And this lack of labor is also affecting ag retailers. In our annual survey of the nation’s top dealerships and cooperatives, the ability to find/keep good employees always finishes in the top five reasons why companies can’t significantly grow their businesses. In many years, the ag retail market’s inability to find workers for its locations has ranked as the No. 1 impediment to achieving growth in a given year.
According to many experts, one of the reasons ag retailers (and other businesses) have had such a tough time finding workers ties back to the burst housing bubble. During the early 2000s, many consumers bought homes with reckless abandon. In many cases, these were purchased using interest-only and adjustable rate mortgages.
Unfortunately, when the housing bubble burst in 2008, many of these consumers found themselves “underwater” — owing more on their homes then these properties were now worth if sold.

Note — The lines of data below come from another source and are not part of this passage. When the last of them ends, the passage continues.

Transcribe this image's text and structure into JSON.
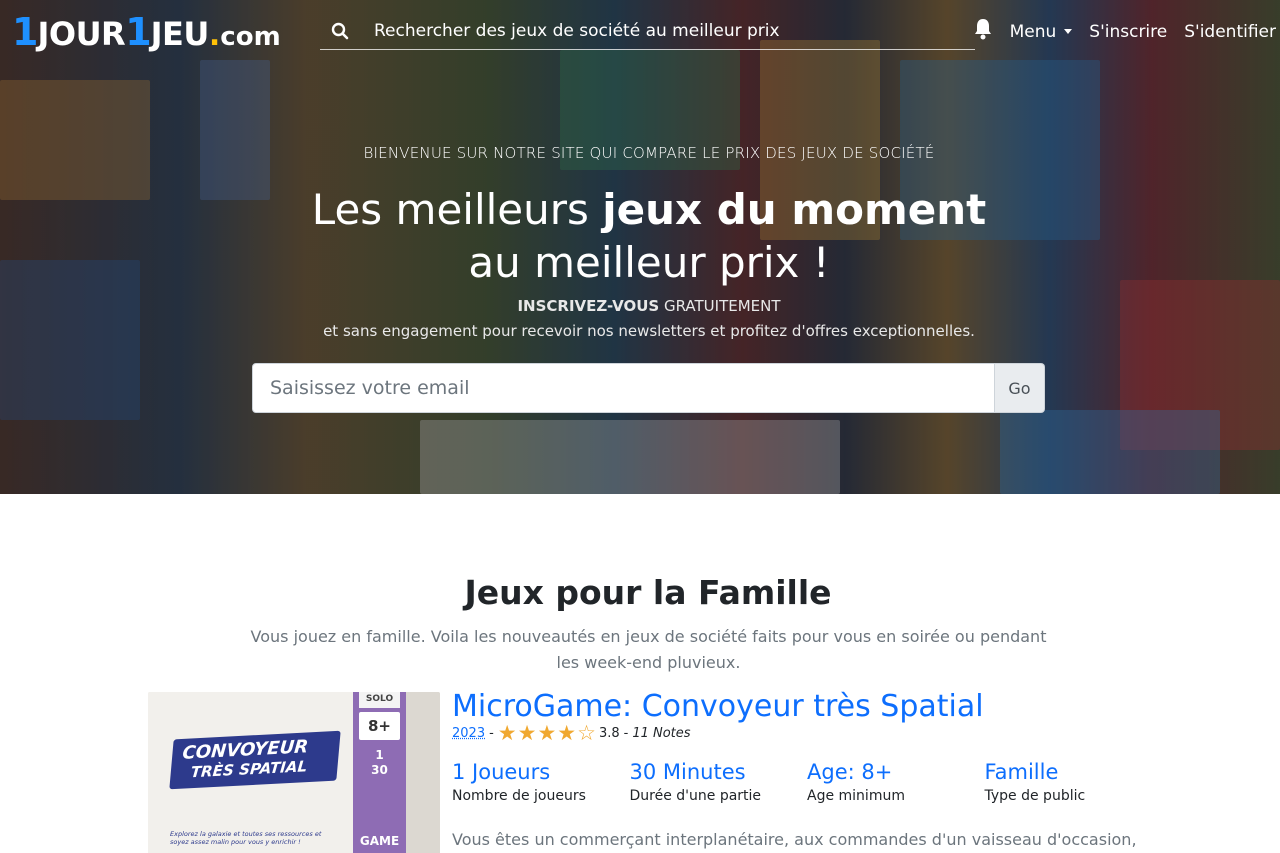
{
  "navbar": {
    "logo": {
      "part1": "1",
      "part2": "JOUR",
      "part3": "1",
      "part4": "JEU",
      "part5": ".",
      "part6": "com"
    },
    "search_placeholder": "Rechercher des jeux de société au meilleur prix",
    "menu_label": "Menu",
    "signup_label": "S'inscrire",
    "login_label": "S'identifier"
  },
  "hero": {
    "welcome": "BIENVENUE SUR NOTRE SITE QUI COMPARE LE PRIX DES JEUX DE SOCIÉTÉ",
    "headline_pre": "Les meilleurs ",
    "headline_bold": "jeux du moment",
    "headline_line2": "au meilleur prix !",
    "signup_bold": "INSCRIVEZ-VOUS",
    "signup_rest": " GRATUITEMENT",
    "subline": "et sans engagement pour recevoir nos newsletters et profitez d'offres exceptionnelles.",
    "email_placeholder": "Saisissez votre email",
    "go_label": "Go"
  },
  "section": {
    "title": "Jeux pour la Famille",
    "description": "Vous jouez en famille. Voila les nouveautés en jeux de société faits pour vous en soirée ou pendant les week-end pluvieux."
  },
  "game": {
    "title": "MicroGame: Convoyeur très Spatial",
    "year": "2023",
    "separator": "-",
    "rating": 3.8,
    "rating_text": "3.8",
    "notes": "11 Notes",
    "stats": [
      {
        "value": "1 Joueurs",
        "label": "Nombre de joueurs"
      },
      {
        "value": "30 Minutes",
        "label": "Durée d'une partie"
      },
      {
        "value": "Age: 8+",
        "label": "Age minimum"
      },
      {
        "value": "Famille",
        "label": "Type de public"
      }
    ],
    "description": "Vous êtes un commerçant interplanétaire, aux commandes d'un vaisseau d'occasion,",
    "image": {
      "box_title_line1": "CONVOYEUR",
      "box_title_line2": "TRÈS SPATIAL",
      "box_desc": "Explorez la galaxie et toutes ses ressources et soyez assez malin pour vous y enrichir !",
      "solo": "SOLO",
      "age": "8+",
      "players": "1",
      "minutes": "30",
      "brand": "GAME"
    }
  },
  "colors": {
    "link_blue": "#0d6efd",
    "logo_blue": "#1e90ff",
    "star_gold": "#f0a830"
  }
}
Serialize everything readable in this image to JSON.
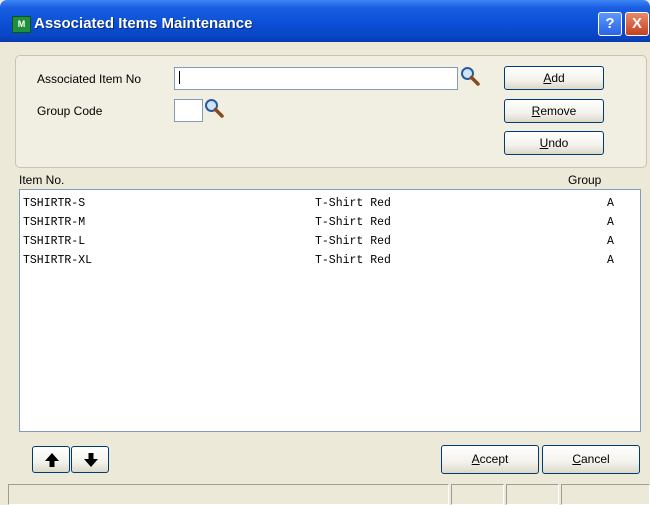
{
  "window": {
    "title": "Associated Items Maintenance",
    "help_label": "?",
    "close_label": "X",
    "app_icon_label": "M"
  },
  "form": {
    "associated_item_label": "Associated Item No",
    "associated_item_value": "",
    "group_code_label": "Group Code",
    "group_code_value": ""
  },
  "buttons": {
    "add": {
      "accel": "A",
      "rest": "dd"
    },
    "remove": {
      "accel": "R",
      "rest": "emove"
    },
    "undo": {
      "accel": "U",
      "rest": "ndo"
    },
    "accept": {
      "accel": "A",
      "rest": "ccept"
    },
    "cancel": {
      "accel": "C",
      "rest": "ancel"
    }
  },
  "list": {
    "columns": [
      "Item No.",
      "Group"
    ],
    "rows": [
      {
        "item_no": "TSHIRTR-S",
        "description": "T-Shirt Red",
        "group": "A"
      },
      {
        "item_no": "TSHIRTR-M",
        "description": "T-Shirt Red",
        "group": "A"
      },
      {
        "item_no": "TSHIRTR-L",
        "description": "T-Shirt Red",
        "group": "A"
      },
      {
        "item_no": "TSHIRTR-XL",
        "description": "T-Shirt Red",
        "group": "A"
      }
    ]
  },
  "icons": {
    "lookup": "magnifier-icon",
    "move_up": "arrow-up-icon",
    "move_down": "arrow-down-icon"
  },
  "colors": {
    "titlebar": "#0A4FD6",
    "window_bg": "#ECE9D8",
    "button_border": "#003C74",
    "input_border": "#7F9DB9"
  }
}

Consequently, this has kept many potential workers from being able to relocate to where a job might be waiting.
Until now, that is. According to Ag1Source’s Mark Waschek, some ag retailers have begun offering to help potential employees with “forgivable” loans to make up the difference of selling their homes at a loss, enabling them to move to where they are needed. “Each year of service is equivalent to the annual payment on a five-year note, and after five years, the loan is forgiven,” says Waschek. “This way, the worker earns a steady paycheck while the ag retailer gets an experienced employee to help grow its business.”
An old saying goes: “Home is where the heart is.” It’s nice to see that some ag retailers have taken this saying’s advice, stepping up to keep the American dream of home ownership alive while at the same time helping out their businesses in the process.